Task instructions :: One number is the whole answer: the tally of lines in the records below that contain "JSON".

+ + +

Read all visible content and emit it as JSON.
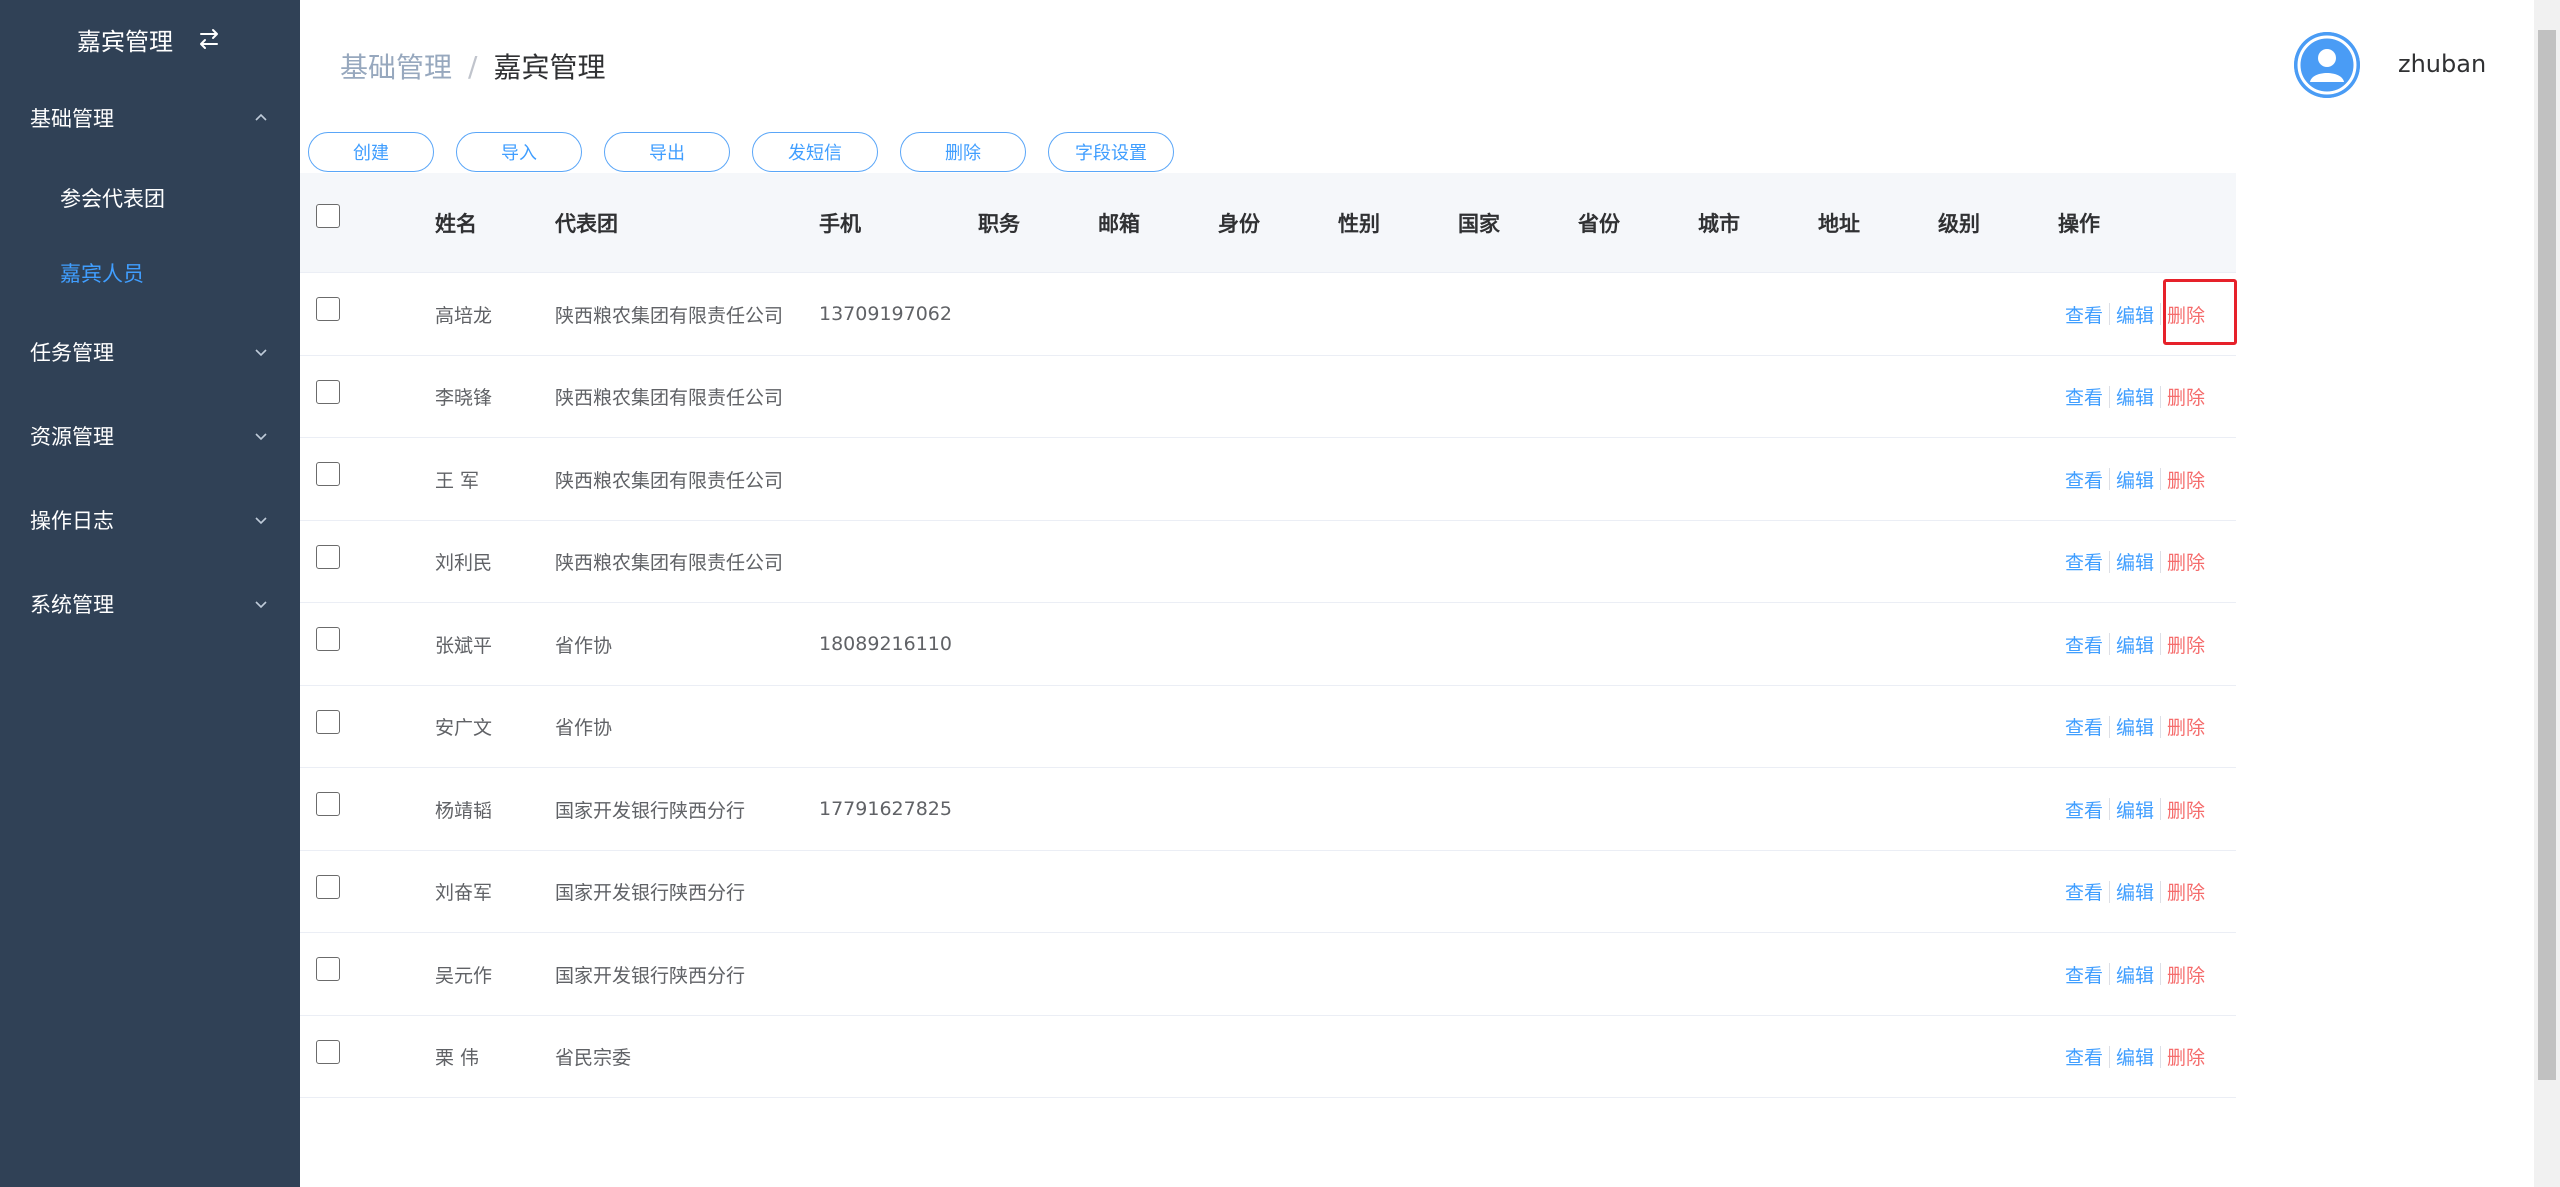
{
  "sidebar": {
    "title": "嘉宾管理",
    "menus": [
      {
        "label": "基础管理",
        "expanded": true,
        "children": [
          "参会代表团",
          "嘉宾人员"
        ],
        "active_child": "嘉宾人员"
      },
      {
        "label": "任务管理",
        "expanded": false
      },
      {
        "label": "资源管理",
        "expanded": false
      },
      {
        "label": "操作日志",
        "expanded": false
      },
      {
        "label": "系统管理",
        "expanded": false
      }
    ]
  },
  "breadcrumb": {
    "parent": "基础管理",
    "separator": "/",
    "current": "嘉宾管理"
  },
  "user": {
    "name": "zhuban"
  },
  "toolbar": {
    "create": "创建",
    "import": "导入",
    "export": "导出",
    "sms": "发短信",
    "delete": "删除",
    "fields": "字段设置"
  },
  "table": {
    "headers": {
      "name": "姓名",
      "group": "代表团",
      "phone": "手机",
      "position": "职务",
      "email": "邮箱",
      "identity": "身份",
      "gender": "性别",
      "country": "国家",
      "province": "省份",
      "city": "城市",
      "address": "地址",
      "level": "级别",
      "ops": "操作"
    },
    "rows": [
      {
        "name": "高培龙",
        "group": "陕西粮农集团有限责任公司",
        "phone": "13709197062"
      },
      {
        "name": "李晓锋",
        "group": "陕西粮农集团有限责任公司",
        "phone": ""
      },
      {
        "name": "王 军",
        "group": "陕西粮农集团有限责任公司",
        "phone": ""
      },
      {
        "name": "刘利民",
        "group": "陕西粮农集团有限责任公司",
        "phone": ""
      },
      {
        "name": "张斌平",
        "group": "省作协",
        "phone": "18089216110"
      },
      {
        "name": "安广文",
        "group": "省作协",
        "phone": ""
      },
      {
        "name": "杨靖韬",
        "group": "国家开发银行陕西分行",
        "phone": "17791627825"
      },
      {
        "name": "刘奋军",
        "group": "国家开发银行陕西分行",
        "phone": ""
      },
      {
        "name": "吴元作",
        "group": "国家开发银行陕西分行",
        "phone": ""
      },
      {
        "name": "栗 伟",
        "group": "省民宗委",
        "phone": ""
      }
    ],
    "actions": {
      "view": "查看",
      "edit": "编辑",
      "delete": "删除"
    }
  },
  "colors": {
    "sidebar_bg": "#304156",
    "accent": "#409eff",
    "danger": "#f56c6c",
    "highlight": "#e6212a"
  }
}
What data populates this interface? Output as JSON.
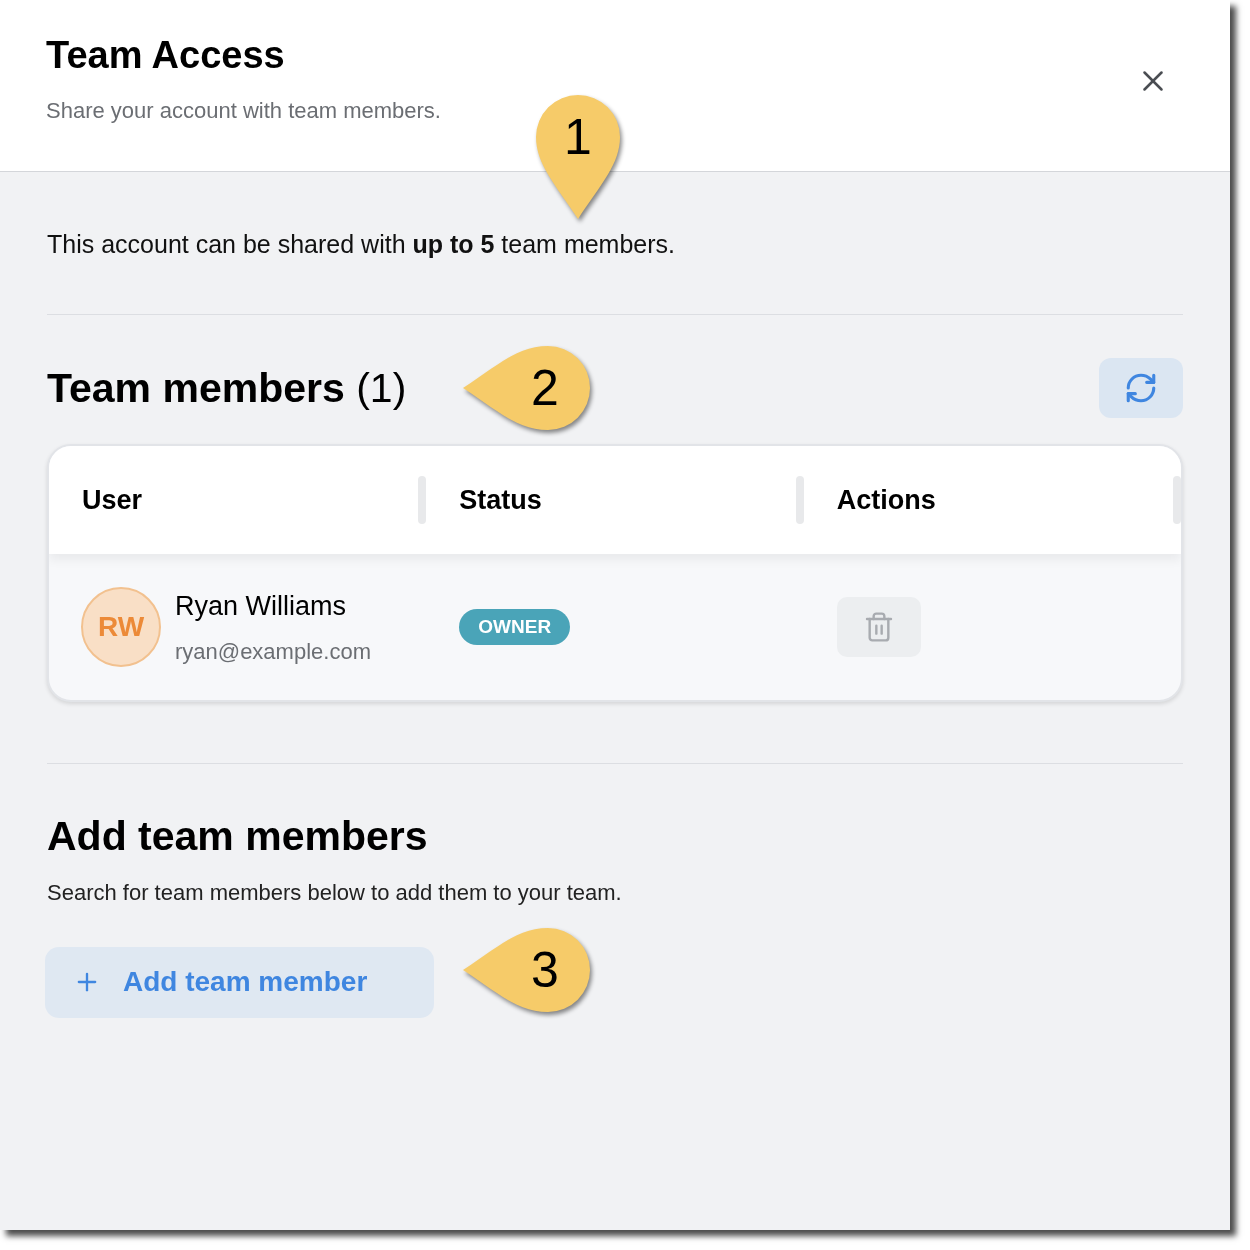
{
  "header": {
    "title": "Team Access",
    "subtitle": "Share your account with team members."
  },
  "intro": "This account can be shared with **up to 5** team members.",
  "members_section": {
    "title": "Team members",
    "count": "(1)"
  },
  "table": {
    "columns": [
      "User",
      "Status",
      "Actions"
    ],
    "rows": [
      {
        "initials": "RW",
        "name": "Ryan Williams",
        "email": "ryan@example.com",
        "status": "OWNER"
      }
    ]
  },
  "add_section": {
    "title": "Add team members",
    "description": "Search for team members below to add them to your team.",
    "button": "Add team member"
  },
  "callouts": [
    {
      "number": "1",
      "kind": "down"
    },
    {
      "number": "2",
      "kind": "left"
    },
    {
      "number": "3",
      "kind": "left"
    }
  ]
}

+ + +

Answer box :: 2